Confronted with a dire situation, a world power last week took strong action to secure its domestic jobs and manufacturing.
That was China. Not the United States.
China diminished the value of its currency. This gave its exporting industries a boost while simultaneously blocking imports. The move protected the Asian giant’s manufacturers and its workers’ jobs.
Currency manipulation violates free market principles, but for China, doing it makes sense. The nation’s economy is cooling. Its stock market just crashed, and its economic powerhouse – exports – declined a substantial 8.3 percent in July – down to $195 billion from $213 billion the previous July. This potent action by a major economic competitor raises the question of when the United States government is going to stop pretending currency manipulation doesn’t exist. When will the United States take the necessary action to protect its industry, including manufacturing essential to national defense, as well as the good, family-supporting jobs of millions of manufacturing workers?More ...
Welcome to the first edition of a new On The Economy feature, dedicated to the parting admonition of the great Jon Stewart: when it comes to BS, "smell something, say something!"
To be clear, I'm not trying to emulate the fact checkers out there. Nor am I going to peruse the papers, like Dean does so effectively, to find errant economics reporting. Instead, I'm just going to occasionally pounce on a specific brand of assertion: a stylized, accepted fact that isn't a fact at all.
For example, conservative partisans (as well as many centrist Democrats) consistently assert that teachers' unions are bad for student outcomes, and if we want to improve such outcomes, we must diminish the impact of teachers' unions. Most recently, this negative role of unions was a featured assertion in a Republican primary debate.
That claim smelled bad to me, as in I know of no body of evidence to support it. I know it's a constant refrain, but I figured I'd have seen something from the deep academic community that runs analyses of such issues over the years to support it, and I haven't.
Maybe I missed it. So I asked some experts in this field and they confirmed my intuition.More ...
A pair of siblings in Boston, Massachusetts targeted and ambushed a 58-year-old homeless Latino man because one brother was “inspired in part” by 2016 Republican presidential candidate Donald Trump, the Boston Globe reported.
Police arrived on the scene early Wednesday to a homeless man covered in urine, whose nose was broken and chest and arms were battered. The victim told police that “he was awakened by two men urinating on his face.” He said they ripped away his blankets and sleeping bag, hit him in the face and the head, and punched him several times. According to the Boston Globe, several witnesses saw the homeless man being attacked.
The victim is in fair condition, though he has a broken nose and multiple bruises on his head and torso.
Scott Leader, one of the two brothers, told police that the victim started the confrontation. He also reportedly said that “it was OK to assault the man because he was Hispanic and homeless,” adding, “Donald Trump was right, all these illegals need to be deported.”More ...

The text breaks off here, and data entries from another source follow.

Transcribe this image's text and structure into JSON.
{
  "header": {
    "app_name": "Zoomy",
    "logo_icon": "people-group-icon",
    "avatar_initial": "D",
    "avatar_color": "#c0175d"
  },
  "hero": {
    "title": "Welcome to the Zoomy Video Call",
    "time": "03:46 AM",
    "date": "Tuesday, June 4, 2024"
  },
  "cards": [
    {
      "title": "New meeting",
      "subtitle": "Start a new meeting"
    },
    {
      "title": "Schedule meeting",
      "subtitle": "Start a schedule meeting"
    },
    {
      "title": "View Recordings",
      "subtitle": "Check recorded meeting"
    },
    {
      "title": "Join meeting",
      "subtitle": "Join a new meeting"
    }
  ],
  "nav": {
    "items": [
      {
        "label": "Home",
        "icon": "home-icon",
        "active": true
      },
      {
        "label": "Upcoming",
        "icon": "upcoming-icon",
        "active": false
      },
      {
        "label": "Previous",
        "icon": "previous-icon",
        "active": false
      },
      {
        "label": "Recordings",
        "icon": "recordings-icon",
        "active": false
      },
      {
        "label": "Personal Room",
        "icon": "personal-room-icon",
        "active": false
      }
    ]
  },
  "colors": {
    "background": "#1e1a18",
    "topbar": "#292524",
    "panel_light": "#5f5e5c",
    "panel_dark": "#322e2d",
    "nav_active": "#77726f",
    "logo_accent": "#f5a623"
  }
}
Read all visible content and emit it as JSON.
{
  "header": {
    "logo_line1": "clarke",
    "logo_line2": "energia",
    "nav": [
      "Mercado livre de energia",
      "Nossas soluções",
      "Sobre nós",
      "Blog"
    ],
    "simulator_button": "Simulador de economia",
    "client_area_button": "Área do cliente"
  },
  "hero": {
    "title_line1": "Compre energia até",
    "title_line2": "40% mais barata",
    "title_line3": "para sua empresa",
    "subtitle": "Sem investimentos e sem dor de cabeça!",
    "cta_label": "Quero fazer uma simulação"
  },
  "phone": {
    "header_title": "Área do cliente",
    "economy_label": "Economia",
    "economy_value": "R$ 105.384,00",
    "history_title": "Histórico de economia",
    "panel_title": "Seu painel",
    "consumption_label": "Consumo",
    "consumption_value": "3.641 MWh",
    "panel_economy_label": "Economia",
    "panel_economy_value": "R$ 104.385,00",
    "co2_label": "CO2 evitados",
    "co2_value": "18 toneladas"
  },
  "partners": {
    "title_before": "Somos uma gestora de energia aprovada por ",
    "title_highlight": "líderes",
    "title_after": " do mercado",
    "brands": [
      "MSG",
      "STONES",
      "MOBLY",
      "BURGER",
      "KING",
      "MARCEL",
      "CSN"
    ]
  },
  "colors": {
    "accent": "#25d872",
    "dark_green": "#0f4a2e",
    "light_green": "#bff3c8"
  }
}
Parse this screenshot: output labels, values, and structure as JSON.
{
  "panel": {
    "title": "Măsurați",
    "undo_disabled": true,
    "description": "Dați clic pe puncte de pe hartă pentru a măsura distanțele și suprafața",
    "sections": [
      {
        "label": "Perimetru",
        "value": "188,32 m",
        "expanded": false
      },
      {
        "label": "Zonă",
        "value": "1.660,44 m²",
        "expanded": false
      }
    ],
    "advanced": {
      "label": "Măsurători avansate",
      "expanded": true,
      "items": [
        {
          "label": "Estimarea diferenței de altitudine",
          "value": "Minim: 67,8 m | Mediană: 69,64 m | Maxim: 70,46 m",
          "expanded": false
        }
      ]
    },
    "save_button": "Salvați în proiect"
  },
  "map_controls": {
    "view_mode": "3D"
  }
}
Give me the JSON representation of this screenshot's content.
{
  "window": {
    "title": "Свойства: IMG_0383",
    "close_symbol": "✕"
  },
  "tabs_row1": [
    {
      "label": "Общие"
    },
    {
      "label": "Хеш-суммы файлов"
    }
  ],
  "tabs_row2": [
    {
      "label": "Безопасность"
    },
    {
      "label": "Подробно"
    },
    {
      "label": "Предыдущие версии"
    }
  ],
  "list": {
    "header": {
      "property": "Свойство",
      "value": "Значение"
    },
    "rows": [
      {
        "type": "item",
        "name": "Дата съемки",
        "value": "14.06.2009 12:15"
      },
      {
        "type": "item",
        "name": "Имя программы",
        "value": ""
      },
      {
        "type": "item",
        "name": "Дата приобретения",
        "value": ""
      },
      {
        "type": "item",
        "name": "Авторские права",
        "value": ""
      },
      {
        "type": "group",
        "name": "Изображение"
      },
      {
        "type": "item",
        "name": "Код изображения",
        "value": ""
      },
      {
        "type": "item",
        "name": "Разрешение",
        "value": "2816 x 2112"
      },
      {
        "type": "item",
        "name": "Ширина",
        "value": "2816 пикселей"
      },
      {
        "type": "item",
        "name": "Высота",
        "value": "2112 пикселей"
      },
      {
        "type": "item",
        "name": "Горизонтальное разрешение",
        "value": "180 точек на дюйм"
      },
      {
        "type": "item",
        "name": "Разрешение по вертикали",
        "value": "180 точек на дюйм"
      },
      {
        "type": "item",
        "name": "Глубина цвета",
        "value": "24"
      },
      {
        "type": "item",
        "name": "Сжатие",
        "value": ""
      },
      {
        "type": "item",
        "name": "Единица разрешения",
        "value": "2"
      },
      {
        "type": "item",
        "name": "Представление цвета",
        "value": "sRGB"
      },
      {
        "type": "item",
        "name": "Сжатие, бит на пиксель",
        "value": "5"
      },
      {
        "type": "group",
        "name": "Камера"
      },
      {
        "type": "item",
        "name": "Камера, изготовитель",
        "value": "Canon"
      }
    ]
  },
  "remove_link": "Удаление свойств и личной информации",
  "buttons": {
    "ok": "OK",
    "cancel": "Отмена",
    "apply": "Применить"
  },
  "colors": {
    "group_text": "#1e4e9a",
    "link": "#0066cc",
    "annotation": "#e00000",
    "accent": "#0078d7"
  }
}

Carly Fiorina, former CEO of Hewlett-Packard and Republican presidential hopeful, said that one “metric of success” would be to make the U.S. Department of Education a “whole lot smaller.” She made the remarks at an education summit hosted by The Seventy Four, an education news website, and moderated by its founder Campbell Brown. Fiorina said she would like to see the department justify every single part of its funding every year:
What we need to do is have zero-based budgeting in the federal government. That’s a fancy word for saying every single department has to justify every single dollar every single year. We don’t know what the department of education does anymore. We don’t know what they’re doing. We don’t know what they’re spending money on.
In fact, we do know what the U.S. Department of Education is doing. The department does release reports on where its federal dollars went and provides organizational charts, a list of its main goals that year, such as ensuring high schools with persistently low graduation rates decrease by 5 percent annually by September 30, and comparisons of liabilities, assets, and net position to previous fiscal years. You can read the 160-page report on the 2014-2015 fiscal year here.
As a broad overview, the department of education provided $27.13 billion in grants and 467 billion in Pell for discretionary appropriations this year, which includes Pell Grant funding, provides oversight to make sure the states spend federal money in the way it is intended to be spent, uses financial incentives to ensure schools don’t discriminate based on gender through Title IX, and collects national education data.More ...